With months or even weeks left until your wedding day, you may be dying with excitement one day and wracked with nerves the next. "The days leading up to a wedding are almost always a mix of excitement and nerves," says Lesli Doares, licensed marriage therapist and author of Blueprint for a Lasting Marriage.
Meet the Expert
Lesli Doares is a North Carolina-based licensed marriage and family therapist. She is the author of "Blueprint for a Lasting Marriage" and the owner of Foundations Coaching.

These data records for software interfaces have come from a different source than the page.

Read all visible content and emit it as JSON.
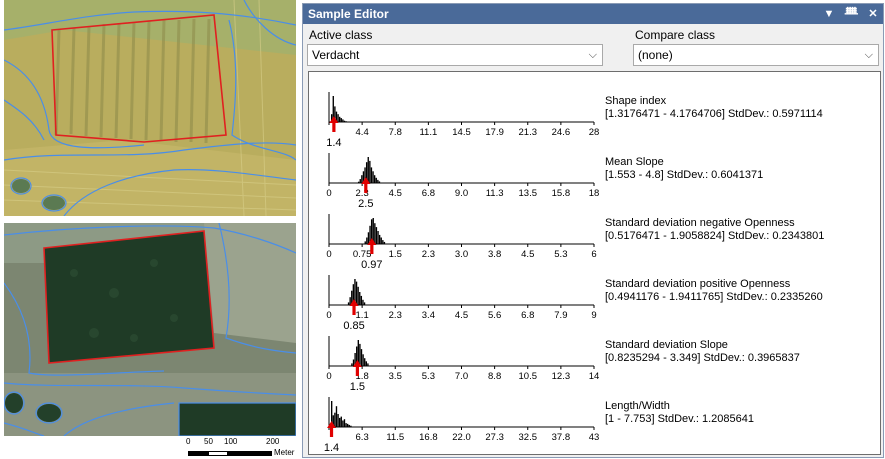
{
  "window": {
    "title": "Sample Editor",
    "controls": {
      "dropdown": "▼",
      "pin": "ᚙ",
      "close": "✕"
    }
  },
  "active_class": {
    "label": "Active class",
    "value": "Verdacht"
  },
  "compare_class": {
    "label": "Compare class",
    "value": "(none)"
  },
  "scalebar": {
    "labels": [
      "0",
      "50",
      "100",
      "200"
    ],
    "unit": "Meter"
  },
  "features": [
    {
      "name": "Shape index",
      "stats": "[1.3176471 - 4.1764706] StdDev.: 0.5971114",
      "ticks": [
        "",
        "4.4",
        "7.8",
        "11.1",
        "14.5",
        "17.9",
        "21.3",
        "24.6",
        "28"
      ],
      "mean": "1.4",
      "axis_min": 0.9,
      "axis_max": 28,
      "mean_value": 1.4,
      "bins": [
        0.3,
        1.0,
        0.6,
        0.4,
        0.3,
        0.2,
        0.15,
        0.1,
        0.05,
        0.03
      ]
    },
    {
      "name": "Mean Slope",
      "stats": "[1.553 - 4.8] StdDev.: 0.6041371",
      "ticks": [
        "0",
        "2.3",
        "4.5",
        "6.8",
        "9.0",
        "11.3",
        "13.5",
        "15.8",
        "18"
      ],
      "mean": "2.5",
      "axis_min": 0,
      "axis_max": 18,
      "mean_value": 2.5,
      "bins": [
        0.05,
        0.15,
        0.3,
        0.45,
        0.6,
        0.8,
        1.0,
        0.85,
        0.6,
        0.45,
        0.3,
        0.2,
        0.12,
        0.06
      ]
    },
    {
      "name": "Standard deviation negative Openness",
      "stats": "[0.5176471 - 1.9058824] StdDev.: 0.2343801",
      "ticks": [
        "0",
        "0.75",
        "1.5",
        "2.3",
        "3.0",
        "3.8",
        "4.5",
        "5.3",
        "6"
      ],
      "mean": "0.97",
      "axis_min": 0,
      "axis_max": 6,
      "mean_value": 0.97,
      "bins": [
        0.1,
        0.25,
        0.45,
        0.7,
        0.95,
        1.0,
        0.8,
        0.65,
        0.5,
        0.35,
        0.25,
        0.15,
        0.08
      ]
    },
    {
      "name": "Standard deviation positive Openness",
      "stats": "[0.4941176 - 1.9411765] StdDev.: 0.2335260",
      "ticks": [
        "0",
        "1.1",
        "2.3",
        "3.4",
        "4.5",
        "5.6",
        "6.8",
        "7.9",
        "9"
      ],
      "mean": "0.85",
      "axis_min": 0,
      "axis_max": 9,
      "mean_value": 0.85,
      "bins": [
        0.1,
        0.3,
        0.55,
        0.8,
        1.0,
        0.9,
        0.7,
        0.5,
        0.35,
        0.2,
        0.1
      ]
    },
    {
      "name": "Standard deviation Slope",
      "stats": "[0.8235294 - 3.349] StdDev.: 0.3965837",
      "ticks": [
        "0",
        "1.8",
        "3.5",
        "5.3",
        "7.0",
        "8.8",
        "10.5",
        "12.3",
        "14"
      ],
      "mean": "1.5",
      "axis_min": 0,
      "axis_max": 14,
      "mean_value": 1.5,
      "bins": [
        0.1,
        0.25,
        0.5,
        0.75,
        1.0,
        0.85,
        0.65,
        0.45,
        0.3,
        0.18,
        0.1
      ]
    },
    {
      "name": "Length/Width",
      "stats": "[1 - 7.753] StdDev.: 1.2085641",
      "ticks": [
        "",
        "6.3",
        "11.5",
        "16.8",
        "22.0",
        "27.3",
        "32.5",
        "37.8",
        "43"
      ],
      "mean": "1.4",
      "axis_min": 1,
      "axis_max": 43,
      "mean_value": 1.4,
      "bins": [
        1.0,
        0.45,
        0.55,
        0.8,
        0.5,
        0.35,
        0.4,
        0.25,
        0.3,
        0.15,
        0.12,
        0.08,
        0.05
      ]
    }
  ],
  "colors": {
    "titlebar": "#4a6a99",
    "bars": "#000000",
    "mean_arrow": "#e00000",
    "outline_red": "#e02020",
    "outline_blue": "#4a8ee8"
  }
}
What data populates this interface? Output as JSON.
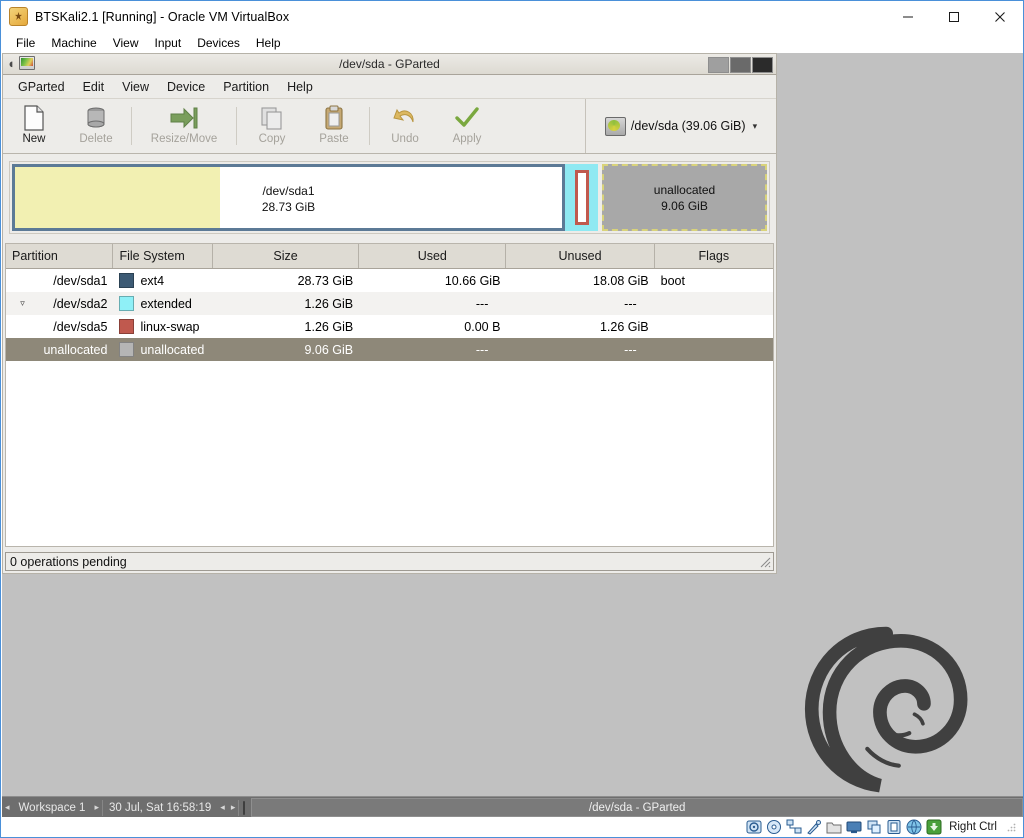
{
  "host_window": {
    "title": "BTSKali2.1 [Running] - Oracle VM VirtualBox",
    "app_icon": "virtualbox-icon",
    "menus": [
      "File",
      "Machine",
      "View",
      "Input",
      "Devices",
      "Help"
    ],
    "buttons": {
      "minimize": "minimize-icon",
      "maximize": "maximize-icon",
      "close": "close-icon"
    }
  },
  "gparted": {
    "title": "/dev/sda - GParted",
    "title_buttons": {
      "minimize": "minimize-button",
      "maximize": "maximize-button",
      "close": "close-button"
    },
    "menus": [
      "GParted",
      "Edit",
      "View",
      "Device",
      "Partition",
      "Help"
    ],
    "toolbar": [
      {
        "label": "New",
        "icon": "new-document-icon",
        "enabled": true
      },
      {
        "label": "Delete",
        "icon": "trash-icon",
        "enabled": false
      },
      {
        "label": "Resize/Move",
        "icon": "resize-arrow-icon",
        "enabled": false
      },
      {
        "label": "Copy",
        "icon": "copy-icon",
        "enabled": false
      },
      {
        "label": "Paste",
        "icon": "clipboard-paste-icon",
        "enabled": false
      },
      {
        "label": "Undo",
        "icon": "undo-arrow-icon",
        "enabled": false
      },
      {
        "label": "Apply",
        "icon": "checkmark-icon",
        "enabled": false
      }
    ],
    "device_selector": {
      "label": "/dev/sda  (39.06 GiB)",
      "icon": "harddisk-icon",
      "caret": "▾"
    },
    "graphic": {
      "sda1": {
        "name": "/dev/sda1",
        "size": "28.73 GiB",
        "fill_color": "#f2f0b2",
        "border_color": "#5c7a96"
      },
      "extended": {
        "name": "",
        "color": "#8fe9f2"
      },
      "swap": {
        "name": "",
        "border_color": "#c0594e"
      },
      "unallocated": {
        "name": "unallocated",
        "size": "9.06 GiB",
        "color": "#a8a8a8",
        "dash_color": "#d9d37a"
      }
    },
    "table": {
      "columns": [
        "Partition",
        "File System",
        "Size",
        "Used",
        "Unused",
        "Flags"
      ],
      "rows": [
        {
          "partition": "/dev/sda1",
          "filesystem": "ext4",
          "fs_color": "#3c5a74",
          "size": "28.73 GiB",
          "used": "10.66 GiB",
          "unused": "18.08 GiB",
          "flags": "boot",
          "indent": 1,
          "expander": "",
          "selected": false,
          "alt": false
        },
        {
          "partition": "/dev/sda2",
          "filesystem": "extended",
          "fs_color": "#8ff0f7",
          "size": "1.26 GiB",
          "used": "---",
          "unused": "---",
          "flags": "",
          "indent": 0,
          "expander": "▿",
          "selected": false,
          "alt": true
        },
        {
          "partition": "/dev/sda5",
          "filesystem": "linux-swap",
          "fs_color": "#c0594e",
          "size": "1.26 GiB",
          "used": "0.00 B",
          "unused": "1.26 GiB",
          "flags": "",
          "indent": 2,
          "expander": "",
          "selected": false,
          "alt": false
        },
        {
          "partition": "unallocated",
          "filesystem": "unallocated",
          "fs_color": "#b5b5b5",
          "size": "9.06 GiB",
          "used": "---",
          "unused": "---",
          "flags": "",
          "indent": 1,
          "expander": "",
          "selected": true,
          "alt": false
        }
      ]
    },
    "status": "0 operations pending"
  },
  "vm_taskbar": {
    "prev_workspace": "◂",
    "workspace": "Workspace 1",
    "next_workspace": "▸",
    "clock": "30 Jul, Sat 16:58:19",
    "left_arrow": "◂",
    "right_arrow": "▸",
    "window_icon": "gparted-window-icon",
    "task_button": "/dev/sda - GParted"
  },
  "vb_status": {
    "icons": [
      "harddisk-icon",
      "optical-disk-icon",
      "network-icon",
      "usb-icon",
      "shared-folder-icon",
      "display-icon",
      "remote-display-icon",
      "recording-icon",
      "virtualization-icon",
      "mouse-integration-icon"
    ],
    "host_key": "Right Ctrl",
    "grip": "resize-grip"
  },
  "desktop": {
    "background_color": "#c1c1c1",
    "logo": "debian-swirl-logo"
  }
}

But there's one thing for which all brides can breathe a big sigh of relief: the up-and-down feelings and waves of both positive and negative emotions are nothing to be concerned about. "These roller coaster feelings are completely normal," says Doares. "Weddings, no matter the size, are important both practically and for their deeper meaning. Getting married is a milestone and therefore generates a lot of mixed emotions. Major change can be scary, even when it's something you want."
For example, Doares points out, a shy bride could feel gloriously happy about tying the knot until she thinks about being the center of attention during the ceremony. "There may also be some tension or dread around the mix of people who will be present," she says. "This is especially true if some of the invited guests are have-to-be-invited guests as opposed to people the newlyweds really want there."
You're high thinking of dancing to your DJ's spin and down when your mind wanders to your future father-in-law's toast—and it's easy to think something is wrong in those low moments devoid of excitement. "We automatically think that there should only be positive emotions when we're taking what we believe is a positive action," Doares explains. But, "when you're caught on the roller coaster of feelings, it's important to keep in mind that the feeling is just that—a feeling. It represents a particular moment in time."
It's not only normal but totally okay to really feel and embrace the ups and downs, Doares says. "Be curious about what is being tapped," she advises. "Naming something as anxiety is helpful but figuring out what the anxiety is about is better. Are you concerned about your guests having a good time? Are you bothered that your annoying aunt will be there? What is the feeling really about? Feelings are just a source of information. While excitement and happiness are pretty clear, anxiety is a bit harder to understand at first. The more willing you are to explore it, the more you can learn about yourself and your reaction to change."